They looked back at me like I was the mad one. How would I not know what she was?
We finally found her trying to get medicines for her baby. A baby who was not a son after all but a little girl, now in pink.
At night Allam dresses her as a boy. To make her chance greater.
The world is closing in on Allam. The police, the fence, the men, the night — all closing in.
I walk away wondering about the things I have seen. The noise of my first day — men hacking down the security fence, tear gas all around, my cameraman mugged for his wallet, phone, cash, kit.
Allam is fearful the men will take her prize: her baby girl.
I have imagined these people as a mob. But I was wrong.
They are bitterly divided.
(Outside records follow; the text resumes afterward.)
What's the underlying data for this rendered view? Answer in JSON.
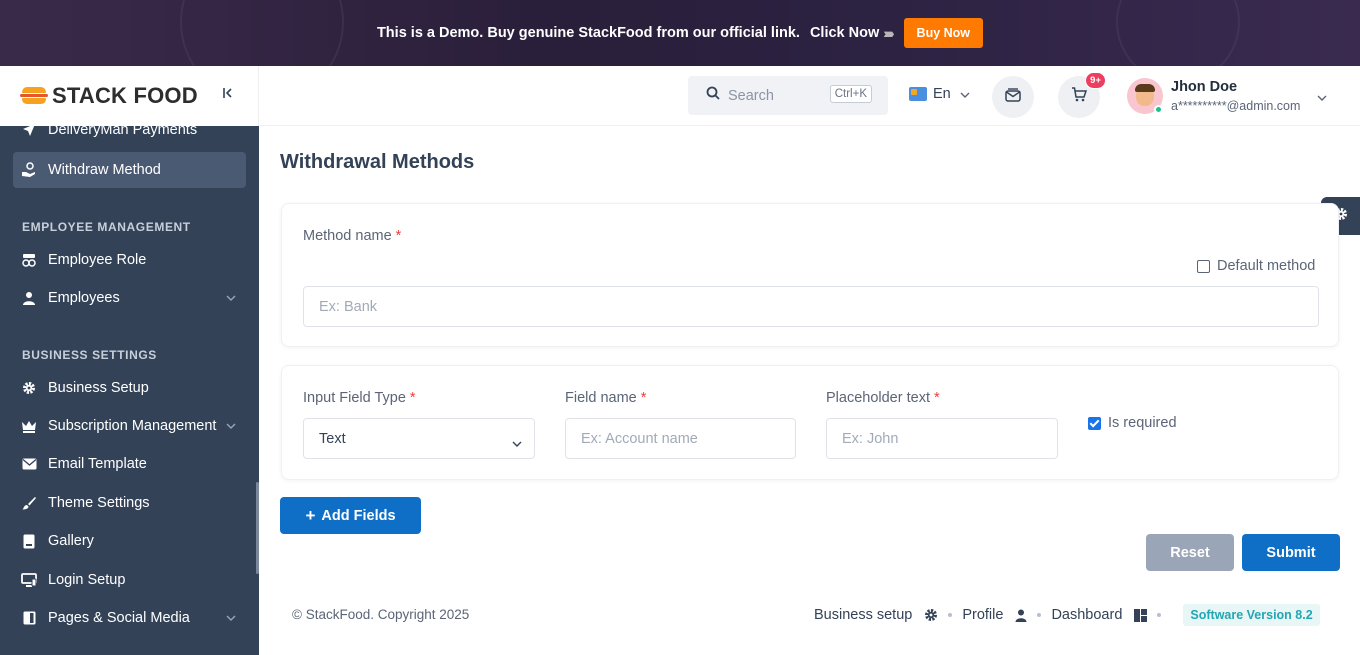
{
  "banner": {
    "text": "This is a Demo. Buy genuine StackFood from our official link.",
    "click_text": "Click Now",
    "arrows": "›››››",
    "buy_label": "Buy Now"
  },
  "brand": {
    "logo_text": "STACK FOOD",
    "collapse_icon": "collapse-left-icon"
  },
  "sidebar": {
    "items_top": [
      {
        "label": "DeliveryMan Payments",
        "icon": "send-icon"
      },
      {
        "label": "Withdraw Method",
        "icon": "hand-coin-icon",
        "active": true
      }
    ],
    "employee_heading": "EMPLOYEE MANAGEMENT",
    "employee_items": [
      {
        "label": "Employee Role",
        "icon": "user-role-icon"
      },
      {
        "label": "Employees",
        "icon": "user-icon",
        "has_submenu": true
      }
    ],
    "business_heading": "BUSINESS SETTINGS",
    "business_items": [
      {
        "label": "Business Setup",
        "icon": "gear-icon"
      },
      {
        "label": "Subscription Management",
        "icon": "crown-icon",
        "has_submenu": true
      },
      {
        "label": "Email Template",
        "icon": "envelope-icon"
      },
      {
        "label": "Theme Settings",
        "icon": "brush-icon"
      },
      {
        "label": "Gallery",
        "icon": "gallery-icon"
      },
      {
        "label": "Login Setup",
        "icon": "monitor-icon"
      },
      {
        "label": "Pages & Social Media",
        "icon": "pages-icon",
        "has_submenu": true
      }
    ]
  },
  "header": {
    "search_placeholder": "Search",
    "search_shortcut": "Ctrl+K",
    "language": "En",
    "cart_badge": "9+",
    "user_name": "Jhon Doe",
    "user_email": "a**********@admin.com"
  },
  "main": {
    "title": "Withdrawal Methods",
    "method_name_label": "Method name",
    "required_mark": "*",
    "default_method_label": "Default method",
    "default_method_checked": false,
    "method_name_placeholder": "Ex: Bank",
    "input_field_type_label": "Input Field Type",
    "input_field_type_value": "Text",
    "field_name_label": "Field name",
    "field_name_placeholder": "Ex: Account name",
    "placeholder_text_label": "Placeholder text",
    "placeholder_text_placeholder": "Ex: John",
    "is_required_label": "Is required",
    "is_required_checked": true,
    "add_fields_label": "Add Fields",
    "reset_label": "Reset",
    "submit_label": "Submit"
  },
  "footer": {
    "copyright": "© StackFood. Copyright 2025",
    "links": [
      {
        "label": "Business setup",
        "icon": "gear-icon"
      },
      {
        "label": "Profile",
        "icon": "user-icon"
      },
      {
        "label": "Dashboard",
        "icon": "dashboard-icon"
      }
    ],
    "version": "Software Version 8.2"
  },
  "colors": {
    "sidebar_bg": "#334257",
    "primary": "#0f6fc6",
    "buy_button": "#ff7a00",
    "reset_button": "#9aa6b8",
    "badge": "#ee3d61"
  }
}
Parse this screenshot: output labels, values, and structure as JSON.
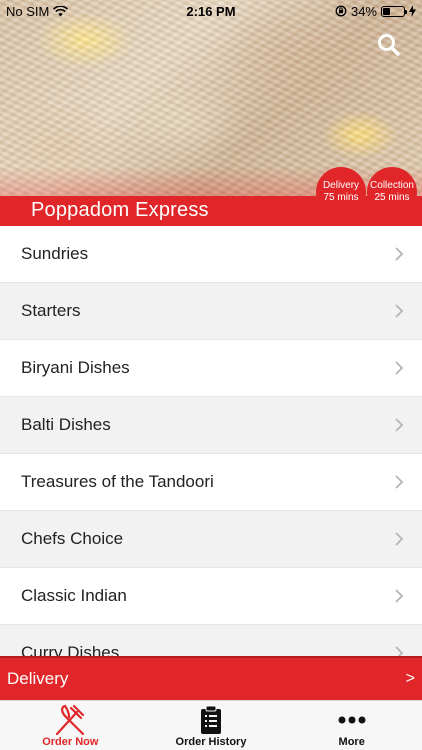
{
  "status_bar": {
    "carrier": "No SIM",
    "time": "2:16 PM",
    "battery": "34%",
    "battery_level": 0.34
  },
  "header": {
    "restaurant_name": "Poppadom Express",
    "search_icon": "search-icon",
    "delivery_badge": {
      "label": "Delivery",
      "time": "75 mins"
    },
    "collection_badge": {
      "label": "Collection",
      "time": "25 mins"
    }
  },
  "categories": [
    {
      "label": "Sundries"
    },
    {
      "label": "Starters"
    },
    {
      "label": "Biryani Dishes"
    },
    {
      "label": "Balti Dishes"
    },
    {
      "label": "Treasures of the Tandoori"
    },
    {
      "label": "Chefs Choice"
    },
    {
      "label": "Classic Indian"
    },
    {
      "label": "Curry Dishes"
    }
  ],
  "delivery_bar": {
    "label": "Delivery",
    "arrow": ">"
  },
  "tabs": [
    {
      "label": "Order Now",
      "icon": "fork-knife-icon",
      "active": true
    },
    {
      "label": "Order History",
      "icon": "clipboard-list-icon",
      "active": false
    },
    {
      "label": "More",
      "icon": "more-dots-icon",
      "active": false
    }
  ],
  "colors": {
    "brand_red": "#e12629",
    "row_alt": "#f2f2f2"
  }
}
By sex and race, religion too. Tensions raw and simmering, flaring up after dark.
As individuals, many are just like any of us, trying to do the best for our children, pretending to our mums we are happy and doing fine.
But this story is far more fractious.
These people do not want to assimilate. They want divided enclaves in which to belong. Where this religion is welcome, this nationality is not.
Amidst the tear gas, violence and gang wars already at play, the only unifying factor is the desire to get to Britain. Once that shared purpose is lost, there will be nothing stopping them tearing each other apart.
Moving the camp will not solve the problem. Nor importing the problem to Britain.
England cannot possibly mend all these people. We cannot right the wrongs of their past. Bringing them here is not a solution. Take 800 today, there will be 800 more in their place the next day.
We may be obliged to be a tolerant nation but as a result British culture has lost all meaning.
Conversely, these migrants here in the jungle are still defined by their culture. Old injury and perceived injustice matter most of all. They may have left behind their countries, but not their conflicts.
Integration is not on their agenda. We will be the Enclave Kingdom.
Amongst the tear gas and anarchy, I never once feared for myself. But for my country, I am very afraid indeed.